An essential resource for anyone who has a close relationship with a person who is bipolar
This book provides a much-needed resource for family and friends of the more than 5 million American adults suffering from bipolar disorder. From psychotic behavior that requires medication to milder mood swings with disturbing ups and down, this book offers a warm and often humorous user-friend guide for coping with bipolar loved ones, colleagues, and friends. The book includes
Guidance for identifying bipolar disorder symptoms and how to get the diagnosis confirmed Strategies for dealing with rants, attacks, blame, depression, mania and other behaviors Crucial information on medication and its effectiveness and potential side-effects Techniques for dealing with attempts to self-medicate with drugs and alcohol How many people with bipolar disorders can care for themselves, get help, feel supported and go on with their own lives
This important book contains real-life illustrative examples and a wealth of helpful strategies and coping mechanisms that can be put into action immediately.
In the experience of bipolar disorder specialist Cohen (director of Harvard University's McLean Psychiatric Hospital), treatment is always more effective "when a partner was involved" to provide ongoing support.
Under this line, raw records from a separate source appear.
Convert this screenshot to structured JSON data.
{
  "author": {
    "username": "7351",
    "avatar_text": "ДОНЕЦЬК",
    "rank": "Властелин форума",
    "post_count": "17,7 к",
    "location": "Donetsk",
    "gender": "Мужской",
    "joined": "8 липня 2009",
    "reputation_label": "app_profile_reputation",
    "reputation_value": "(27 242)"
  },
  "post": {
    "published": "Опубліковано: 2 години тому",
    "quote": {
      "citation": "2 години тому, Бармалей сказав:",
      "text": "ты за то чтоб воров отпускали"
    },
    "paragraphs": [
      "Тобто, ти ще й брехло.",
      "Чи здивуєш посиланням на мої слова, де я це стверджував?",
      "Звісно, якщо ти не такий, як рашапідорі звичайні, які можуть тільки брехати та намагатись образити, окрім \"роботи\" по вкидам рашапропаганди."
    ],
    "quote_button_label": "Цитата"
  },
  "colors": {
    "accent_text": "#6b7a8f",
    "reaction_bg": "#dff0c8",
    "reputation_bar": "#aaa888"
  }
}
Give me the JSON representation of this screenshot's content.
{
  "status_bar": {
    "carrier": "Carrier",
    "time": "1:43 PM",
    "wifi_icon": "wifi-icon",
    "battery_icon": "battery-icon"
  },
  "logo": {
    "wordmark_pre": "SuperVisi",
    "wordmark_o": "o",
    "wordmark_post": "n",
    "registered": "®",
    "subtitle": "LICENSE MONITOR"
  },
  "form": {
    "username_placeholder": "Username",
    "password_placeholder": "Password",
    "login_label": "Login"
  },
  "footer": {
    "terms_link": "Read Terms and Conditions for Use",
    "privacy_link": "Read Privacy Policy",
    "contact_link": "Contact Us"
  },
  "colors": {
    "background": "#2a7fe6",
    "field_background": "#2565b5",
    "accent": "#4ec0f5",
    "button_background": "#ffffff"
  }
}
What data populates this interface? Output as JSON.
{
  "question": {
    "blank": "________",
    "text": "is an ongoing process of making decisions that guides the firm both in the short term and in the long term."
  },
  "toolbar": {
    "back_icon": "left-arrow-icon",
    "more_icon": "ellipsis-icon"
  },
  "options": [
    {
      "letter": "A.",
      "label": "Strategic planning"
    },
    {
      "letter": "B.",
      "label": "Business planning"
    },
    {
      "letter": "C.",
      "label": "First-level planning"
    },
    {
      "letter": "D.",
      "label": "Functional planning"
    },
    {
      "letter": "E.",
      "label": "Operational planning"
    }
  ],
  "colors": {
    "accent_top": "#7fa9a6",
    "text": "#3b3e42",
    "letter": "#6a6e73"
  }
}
Thus, he and science writer Lowe team up to produce a helpful source of support and information for that partner, who is sure to face his or her own problems coping and keeping up. The volume's first part provides useful information about the disease, which is estimated to afflict between five and ten million Americans and is characterized by extreme, polar opposite states of mood (encompassing, at times, both mania and suicidal depression) and a constellation of symptoms like sleeplessness, extreme irritability, hypersexuality, substance abuse, and delusions of grandeur or persecution. The second part describes the particular issues partners face when living with a bipolar sufferer, and includes approaches to communication and coping, workplace situations, intimacy, and the event of suicide threats or attempts. Throughout, Lowe and Cohen emphasize the importance of counseling for both patient and partner, and of soliciting support from all sources: relatives, friends, and even employers. This helpful, compassionate guide to making a "productive and loving life" despite an unpredictable disease is capped with excerpts from the DSM-IV-TR and a list or resources.